This morning, as I walked out and nearly came face to face with the hawk – all of the girls huddling under cover – I was surprised that once the hawk winged it up to the tree just beyond the willow that the girls seemed happy as can be to just resume normal activity.

Because I was there? I don’t offer all that much protection – although I can yell – well, except for right now – I’m losing my voice to this stupid cold. I gave the girls a stern talking to about using caution with the stinking hawk hanging out so close by.

See how concerned they were:

Huh? You talking to us?

Yeah – so – obviously – they seemed to feel the danger had passed.

Oh – hey – remember Lacey?

She was one of the chicks Jezebel hatched in February. You can see her a little older here, too.

She’s done some growing up

She’s the Silver Laced Wyandotte in the middle. Pretty, huh?

Dommy (the Dominque – original, huh?) – one of the chicks that Buffy hatched in May may well be going broody… She’s kind of half-hearted about it – part of the time on the nest, part of the time off… That’s her behind the Leghorns. After we muck out the coop this weekend, I’ll set up the Broody Mama portion of the coop and see if she really wants to set eggs or not… If so, we’ll be getting some fertile eggs to bring in for her to hatch.

I don’t think I’ve introduced Blanche yet, either.

This is she:

She’s a buff colored Easter Egger – re-homed to us this winter. Blanche, she’s such a different girl. Kind of a social “special needs” kinda hen. She just doesn’t play well with others and self-isolates quite a lot. She has gotten bolder of late with the warmer weather – venturing out amongst the other girls now and then. But definitely not the team player the other girls are. She lays a lovely nice-sized blue-ish green egg every few days – but always in the wackiest locations! She makes me laugh.

I took some pictures yesterday that I’ll try and post later today or tomorrow. Hard to believe kind of stuff – particularly for those of our loved ones and friends who are on the East Coast awaiting the latest snow storm to arrive…

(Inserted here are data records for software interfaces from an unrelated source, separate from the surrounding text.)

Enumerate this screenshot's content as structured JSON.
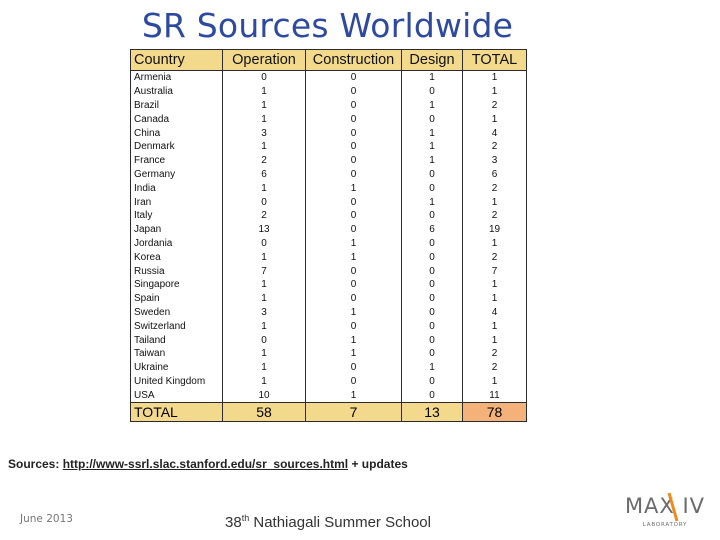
{
  "slide": {
    "title": "SR Sources Worldwide",
    "sources_label": "Sources:",
    "sources_url": "http://www-ssrl.slac.stanford.edu/sr_sources.html",
    "sources_suffix": "+ updates",
    "date": "June 2013",
    "footer_ordinal": "38",
    "footer_sup": "th",
    "footer_text": "Nathiagali Summer School",
    "logo_text": "MAX IV",
    "logo_sub": "LABORATORY"
  },
  "table": {
    "headers": [
      "Country",
      "Operation",
      "Construction",
      "Design",
      "TOTAL"
    ],
    "rows": [
      [
        "Armenia",
        "0",
        "0",
        "1",
        "1"
      ],
      [
        "Australia",
        "1",
        "0",
        "0",
        "1"
      ],
      [
        "Brazil",
        "1",
        "0",
        "1",
        "2"
      ],
      [
        "Canada",
        "1",
        "0",
        "0",
        "1"
      ],
      [
        "China",
        "3",
        "0",
        "1",
        "4"
      ],
      [
        "Denmark",
        "1",
        "0",
        "1",
        "2"
      ],
      [
        "France",
        "2",
        "0",
        "1",
        "3"
      ],
      [
        "Germany",
        "6",
        "0",
        "0",
        "6"
      ],
      [
        "India",
        "1",
        "1",
        "0",
        "2"
      ],
      [
        "Iran",
        "0",
        "0",
        "1",
        "1"
      ],
      [
        "Italy",
        "2",
        "0",
        "0",
        "2"
      ],
      [
        "Japan",
        "13",
        "0",
        "6",
        "19"
      ],
      [
        "Jordania",
        "0",
        "1",
        "0",
        "1"
      ],
      [
        "Korea",
        "1",
        "1",
        "0",
        "2"
      ],
      [
        "Russia",
        "7",
        "0",
        "0",
        "7"
      ],
      [
        "Singapore",
        "1",
        "0",
        "0",
        "1"
      ],
      [
        "Spain",
        "1",
        "0",
        "0",
        "1"
      ],
      [
        "Sweden",
        "3",
        "1",
        "0",
        "4"
      ],
      [
        "Switzerland",
        "1",
        "0",
        "0",
        "1"
      ],
      [
        "Tailand",
        "0",
        "1",
        "0",
        "1"
      ],
      [
        "Taiwan",
        "1",
        "1",
        "0",
        "2"
      ],
      [
        "Ukraine",
        "1",
        "0",
        "1",
        "2"
      ],
      [
        "United Kingdom",
        "1",
        "0",
        "0",
        "1"
      ],
      [
        "USA",
        "10",
        "1",
        "0",
        "11"
      ]
    ],
    "totals": [
      "TOTAL",
      "58",
      "7",
      "13",
      "78"
    ]
  },
  "colors": {
    "title": "#2e4aa0",
    "header_fill": "#f3d98c",
    "grand_total_fill": "#f4b27a"
  }
}
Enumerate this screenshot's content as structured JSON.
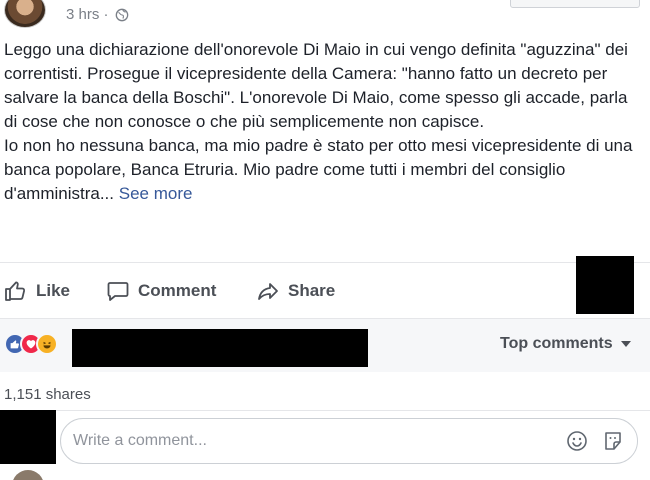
{
  "post": {
    "timestamp": "3 hrs ·",
    "privacy_icon": "globe-icon",
    "paragraphs": [
      "Leggo una dichiarazione dell'onorevole Di Maio in cui vengo definita \"aguzzina\" dei correntisti. Prosegue il vicepresidente della Camera: \"hanno fatto un decreto per salvare la banca della Boschi\". L'onorevole Di Maio, come spesso gli accade, parla di cose che non conosce o che più semplicemente non capisce.",
      "Io non ho nessuna banca, ma mio padre è stato per otto mesi vicepresidente di una banca popolare, Banca Etruria. Mio padre come tutti i membri del consiglio d'amministra..."
    ],
    "see_more": "See more"
  },
  "actions": {
    "like": "Like",
    "comment": "Comment",
    "share": "Share"
  },
  "reactions": {
    "icons": [
      "like-reaction-icon",
      "love-reaction-icon",
      "haha-reaction-icon"
    ],
    "top_comments": "Top comments"
  },
  "shares": "1,151 shares",
  "comment_box": {
    "placeholder": "Write a comment..."
  },
  "colors": {
    "link": "#365899",
    "like_blue": "#4267b2",
    "love_red": "#f0284a",
    "haha_yellow": "#f7b125"
  }
}
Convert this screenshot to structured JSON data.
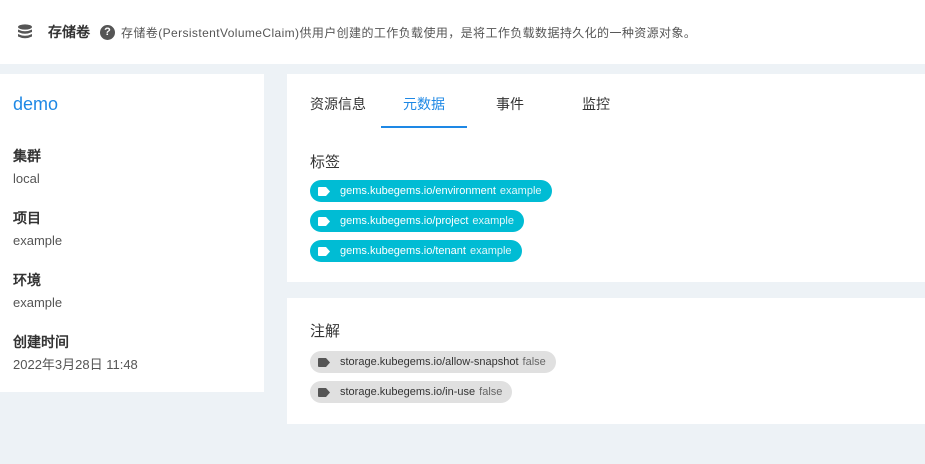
{
  "header": {
    "icon": "database-icon",
    "title": "存储卷",
    "help_icon_glyph": "?",
    "description": "存储卷(PersistentVolumeClaim)供用户创建的工作负载使用，是将工作负载数据持久化的一种资源对象。"
  },
  "sidebar": {
    "name": "demo",
    "fields": [
      {
        "label": "集群",
        "value": "local"
      },
      {
        "label": "项目",
        "value": "example"
      },
      {
        "label": "环境",
        "value": "example"
      },
      {
        "label": "创建时间",
        "value": "2022年3月28日 11:48"
      }
    ]
  },
  "tabs": [
    {
      "label": "资源信息",
      "active": false
    },
    {
      "label": "元数据",
      "active": true
    },
    {
      "label": "事件",
      "active": false
    },
    {
      "label": "监控",
      "active": false
    }
  ],
  "labels_section": {
    "title": "标签",
    "items": [
      {
        "key": "gems.kubegems.io/environment",
        "value": "example"
      },
      {
        "key": "gems.kubegems.io/project",
        "value": "example"
      },
      {
        "key": "gems.kubegems.io/tenant",
        "value": "example"
      }
    ]
  },
  "annotations_section": {
    "title": "注解",
    "items": [
      {
        "key": "storage.kubegems.io/allow-snapshot",
        "value": "false"
      },
      {
        "key": "storage.kubegems.io/in-use",
        "value": "false"
      }
    ]
  },
  "colors": {
    "accent": "#1e88e5",
    "label_chip": "#00bcd4",
    "annotation_chip": "#e0e0e0",
    "background": "#edf2f6"
  }
}
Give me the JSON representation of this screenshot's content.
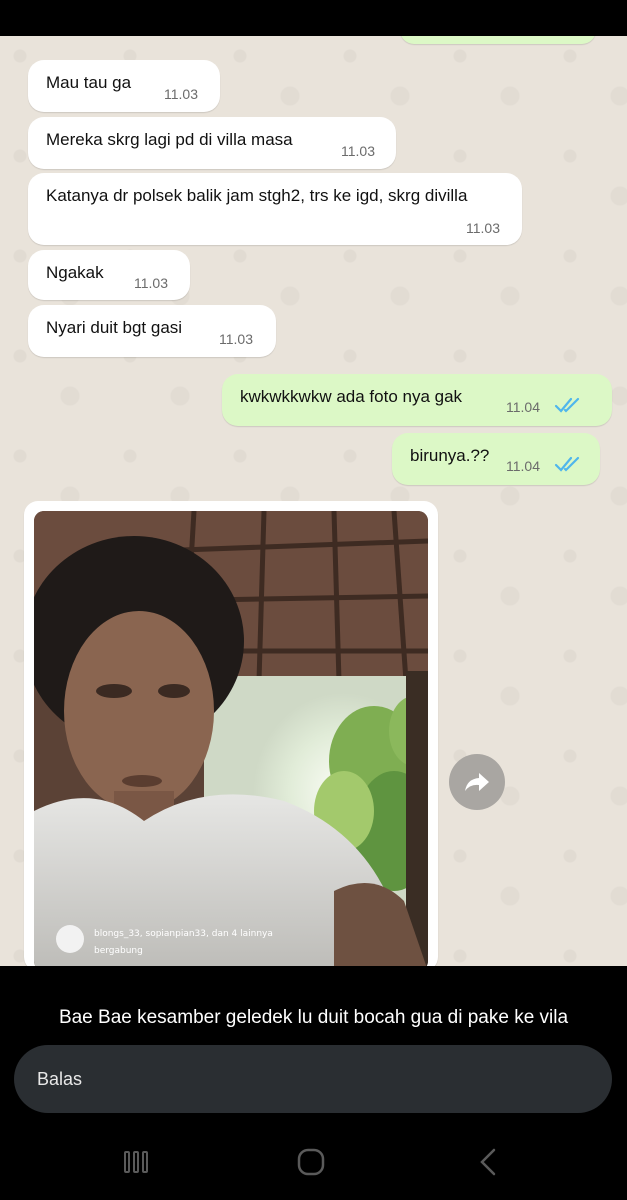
{
  "messages": [
    {
      "text": "Mau tau ga",
      "time": "11.03"
    },
    {
      "text": "Mereka skrg lagi pd di villa masa",
      "time": "11.03"
    },
    {
      "text": "Katanya dr polsek balik jam stgh2, trs ke igd, skrg divilla",
      "time": "11.03"
    },
    {
      "text": "Ngakak",
      "time": "11.03"
    },
    {
      "text": "Nyari duit bgt gasi",
      "time": "11.03"
    },
    {
      "text": "kwkwkkwkw ada foto nya gak",
      "time": "11.04"
    },
    {
      "text": "birunya.??",
      "time": "11.04"
    }
  ],
  "photo": {
    "overlay_line1": "blongs_33, sopianpian33, dan 4 lainnya",
    "overlay_line2": "bergabung"
  },
  "reply": {
    "caption": "Bae Bae kesamber geledek lu duit bocah gua di pake ke vila",
    "placeholder": "Balas"
  },
  "icons": {
    "forward": "forward-share-icon",
    "read_receipt": "double-check-icon",
    "nav": [
      "recent-apps-icon",
      "home-icon",
      "back-icon"
    ]
  },
  "colors": {
    "read_tick": "#4fb6ec",
    "outgoing_bubble": "#dcf8c6",
    "chat_background": "#e9e3da"
  }
}
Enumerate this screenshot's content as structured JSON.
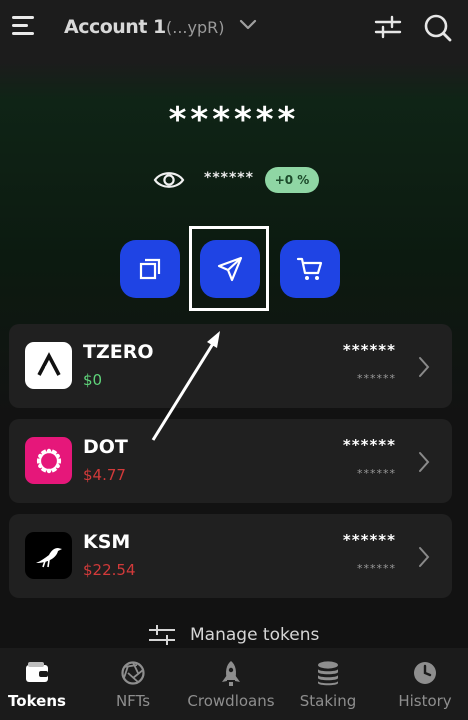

Back to rest for me, with a fresh mug of hot tea and honey for my very sore throat. Always with an eye out the window for the stinking hawk!